Firearms safety debate delayed; new tenure and bullying bills introducedScott Rothschild
House Republican leadership decided Thursday to pass over a debate on guns safety programs in public schools, and separate bills on teacher due process and bullying prevention policies were introduced and sent directly to the House Committee of the Whole.
The House had been scheduled to debate HB 2460, which would authorize firearm safety education programs in public schools; but require that if districts have such programs they must follow state curriculum based on the National Rifle Association’s Eagle the Eagle program or Kansas Wildlife and Parks hunter safety program.
On Thursday, House Majority Leader Don Hineman, R-Dighton, moved to pass over the bill. House leaders later explained that in the wake of the Florida school shooting, they wanted to develop a more comprehensive response to school safety.
KASB has opposed the bill in testimony because it restricted school firearm safety instruction to a particular set of programs. The bill’s chief sponsor, Rep. John Whitmer, R-Wichita, told KASB he was prepared to offer an amendment to allow other “evidence-based programs” to be used. Other amendments were also expected. KASB Testimony
KASB will follow development as the Legislature considers possible responses to school safety, including gun policies. School leaders are encouraged to share your thoughts about improving school safety with Legislators.
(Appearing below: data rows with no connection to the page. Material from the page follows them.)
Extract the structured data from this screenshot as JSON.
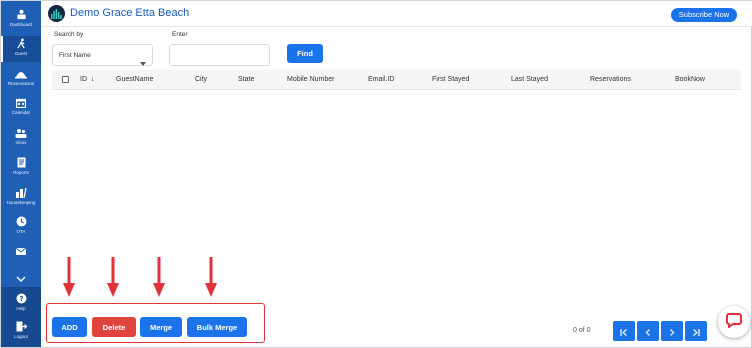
{
  "sidebar": {
    "items": [
      {
        "label": "Dashboard",
        "icon": "dashboard-icon"
      },
      {
        "label": "Guest",
        "icon": "guest-icon",
        "active": true
      },
      {
        "label": "Reservations",
        "icon": "reservations-icon"
      },
      {
        "label": "Calendar",
        "icon": "calendar-icon"
      },
      {
        "label": "Inbox",
        "icon": "inbox-icon"
      },
      {
        "label": "Reports",
        "icon": "reports-icon"
      },
      {
        "label": "Housekeeping",
        "icon": "housekeeping-icon"
      },
      {
        "label": "OTA",
        "icon": "ota-icon"
      },
      {
        "label": "",
        "icon": "email-icon"
      }
    ],
    "bottom": [
      {
        "label": "Help",
        "icon": "help-icon"
      },
      {
        "label": "Logout",
        "icon": "logout-icon"
      }
    ]
  },
  "header": {
    "title": "Demo Grace Etta Beach",
    "subscribe_label": "Subscribe Now"
  },
  "search": {
    "search_by_label": "Search by",
    "search_by_value": "First Name",
    "enter_label": "Enter",
    "enter_value": "",
    "find_label": "Find"
  },
  "table": {
    "columns": [
      "ID",
      "GuestName",
      "City",
      "State",
      "Mobile Number",
      "Email.ID",
      "First Stayed",
      "Last Stayed",
      "Reservations",
      "BookNow"
    ],
    "rows": []
  },
  "actions": {
    "add_label": "ADD",
    "delete_label": "Delete",
    "merge_label": "Merge",
    "bulk_merge_label": "Bulk Merge"
  },
  "pager": {
    "status": "0 of 0"
  },
  "colors": {
    "sidebar": "#1f5fb5",
    "primary": "#1a73e8",
    "danger": "#e0443e",
    "annotation": "#e0333b"
  }
}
House leadership also promised to hold debates on separate bills concerning teacher due process and bullying after they were paired together by the House Education Committee in HB 2578. The House Taxation Committee voted Wednesday to introduce HB 2757, due process for terminating teacher contracts, and HB 2758, publication of school district bullying policies. The tax committee is an exempt committee, so these bills are exempt from deadlines.
By sending the bills directly to the House committee of the whole, no hearings are required. The subject matter of both bills received hearings and extensive discussion in the House Education Committee.
Last session, the House voted to add an amendment that would restore the teacher due process law repealed in 2014 into another bill, but no action has been taken by the Kansas Senate.